Mega-Ships

Seeking efficiency and economies of scale, the world’s container carriers are increasingly ordering mega-ships capable of handling more than 8,000 20-foot-equivalent container units, with even larger vessels appearing particularly on the Asia-Europe trade lane. Shippers and carriers looking to reach the North American east coast with these post-Panamax ships must transit the Suez Canal because, as their name implies, they are too big to sail through the Panama Canal. But with Panama’s decade-long canal expansion project set for completion in 2015, many larger vessels will be able to add the Panama Canal to their route options. Ports around the world are preparing for the onslaught of these mega-ships, dredging harbors and investing in super-post-Panamax cranes that can reach across 22 or more rows of containers to expedite loading and unloading operations.

Special Coverage

When the CMA CGM Benjamin Franklin pulled out of Los Angeles in late December after an unprecedented effort by the port community to work the largest container ship ever to call at a North American port, no one was prouder than the International Longshore and Warehouse Union.

News & Analysis

14 Nov 2016
A global shippers group is questioning whether the savings container lines enjoy through the deployment of mega-ships, alliances, slow steaming, and consolidation are being fairly shared with importers and exporters, urging for a new commercial contract between shippers and liners.
04 Nov 2016
The port of Liverpool on Friday officially inaugurated a new deep-sea container terminal as it works to create a new ocean trading gateway to re-jig the national supply chain.
As newer mega-ships such as the MSC Maya, pictured, continue to enter service on the Asia-Europe trade, ships with capacities of as many as 13,000 TEUs will have to find new deployments on less busy routes.
31 Oct 2016
Container lines face “huge” headaches as they seek routes to deploy vessels made redundant on the Asia-Europe trade lane.
24 Oct 2016
Multiple calls by large vessels on certain days of the week, known as vessel bunching, are straining the equipment and labor resources at US ports and presenting a growing threat to productivity at container terminals.
19 Oct 2016
Los Angeles and Long Beach have served as a laboratory for creative measures to cope with the growing container volumes and the surges of cargo from mega-ships that have also challenged other US ports.
30 Sep 2016
US ports so far have been doing a reasonably good job loading and unloading mega-ships within the required berthing windows, but carriers’ relentless deployment of ever-larger vessels will soon catch up with terminal operators.

Commentary

Recent industry comments suggest carriers are being cautious in ordering new capacity — new ship orders are down substantially versus 2015 — and also will be cautious on capacity as alliances roll out their service networks.
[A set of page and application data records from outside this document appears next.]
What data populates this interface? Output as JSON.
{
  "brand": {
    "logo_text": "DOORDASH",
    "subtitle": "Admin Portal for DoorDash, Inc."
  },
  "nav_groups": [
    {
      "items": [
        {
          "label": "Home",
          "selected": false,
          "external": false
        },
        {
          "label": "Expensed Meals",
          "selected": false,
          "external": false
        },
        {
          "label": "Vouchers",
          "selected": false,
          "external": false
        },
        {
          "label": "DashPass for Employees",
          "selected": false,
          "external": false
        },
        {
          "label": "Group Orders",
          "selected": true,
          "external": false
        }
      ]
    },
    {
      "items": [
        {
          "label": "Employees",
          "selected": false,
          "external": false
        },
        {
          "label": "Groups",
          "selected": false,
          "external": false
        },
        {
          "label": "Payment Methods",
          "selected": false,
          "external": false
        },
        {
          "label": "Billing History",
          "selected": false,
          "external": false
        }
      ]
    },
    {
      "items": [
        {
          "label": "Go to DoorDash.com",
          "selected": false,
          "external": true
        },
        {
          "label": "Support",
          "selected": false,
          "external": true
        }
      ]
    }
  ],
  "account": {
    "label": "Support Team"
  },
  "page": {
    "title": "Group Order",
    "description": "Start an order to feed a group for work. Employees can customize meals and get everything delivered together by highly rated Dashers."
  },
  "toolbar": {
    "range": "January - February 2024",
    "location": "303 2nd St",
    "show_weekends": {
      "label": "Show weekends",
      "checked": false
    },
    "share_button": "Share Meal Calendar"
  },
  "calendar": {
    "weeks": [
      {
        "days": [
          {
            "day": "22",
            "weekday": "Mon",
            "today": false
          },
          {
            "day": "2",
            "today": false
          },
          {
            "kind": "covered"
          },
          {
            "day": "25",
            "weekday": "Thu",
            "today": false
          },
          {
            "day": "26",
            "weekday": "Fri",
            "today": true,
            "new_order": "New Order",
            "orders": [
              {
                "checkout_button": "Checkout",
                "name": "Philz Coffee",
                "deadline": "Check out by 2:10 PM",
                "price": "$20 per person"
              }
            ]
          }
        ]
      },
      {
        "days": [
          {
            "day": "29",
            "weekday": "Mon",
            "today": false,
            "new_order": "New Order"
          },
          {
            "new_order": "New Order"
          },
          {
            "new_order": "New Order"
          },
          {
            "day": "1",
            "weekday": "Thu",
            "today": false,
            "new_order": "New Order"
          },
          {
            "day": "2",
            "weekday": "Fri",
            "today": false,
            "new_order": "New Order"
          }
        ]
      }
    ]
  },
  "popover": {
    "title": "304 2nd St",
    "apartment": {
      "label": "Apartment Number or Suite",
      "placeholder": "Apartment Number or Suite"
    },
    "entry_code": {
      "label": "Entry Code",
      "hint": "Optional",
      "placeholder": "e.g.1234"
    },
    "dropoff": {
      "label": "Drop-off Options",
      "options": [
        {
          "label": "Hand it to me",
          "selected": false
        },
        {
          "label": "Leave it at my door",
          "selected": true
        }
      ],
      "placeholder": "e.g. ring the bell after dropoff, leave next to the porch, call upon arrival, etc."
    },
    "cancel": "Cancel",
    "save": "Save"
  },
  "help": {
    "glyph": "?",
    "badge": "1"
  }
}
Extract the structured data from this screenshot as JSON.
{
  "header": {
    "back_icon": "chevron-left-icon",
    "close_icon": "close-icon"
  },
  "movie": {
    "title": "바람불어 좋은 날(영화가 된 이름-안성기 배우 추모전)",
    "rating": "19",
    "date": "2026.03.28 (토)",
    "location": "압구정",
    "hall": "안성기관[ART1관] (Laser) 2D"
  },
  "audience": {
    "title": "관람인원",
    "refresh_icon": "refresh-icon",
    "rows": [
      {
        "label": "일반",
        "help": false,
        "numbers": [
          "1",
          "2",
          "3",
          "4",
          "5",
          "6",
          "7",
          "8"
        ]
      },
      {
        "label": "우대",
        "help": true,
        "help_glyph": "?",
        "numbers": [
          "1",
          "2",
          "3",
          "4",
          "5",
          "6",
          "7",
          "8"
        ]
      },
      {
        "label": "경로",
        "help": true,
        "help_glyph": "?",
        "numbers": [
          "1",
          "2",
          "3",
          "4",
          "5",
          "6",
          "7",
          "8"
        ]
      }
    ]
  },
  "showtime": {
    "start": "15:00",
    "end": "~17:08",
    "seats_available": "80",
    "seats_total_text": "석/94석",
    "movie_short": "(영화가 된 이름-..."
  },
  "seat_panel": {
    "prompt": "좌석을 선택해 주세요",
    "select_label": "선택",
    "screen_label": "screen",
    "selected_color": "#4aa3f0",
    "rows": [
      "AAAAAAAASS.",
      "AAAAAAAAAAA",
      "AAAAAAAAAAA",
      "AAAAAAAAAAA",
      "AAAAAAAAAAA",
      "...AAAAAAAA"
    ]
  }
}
This is leading a number of observers to suggest that the container market gradually may be returning to equilibrium.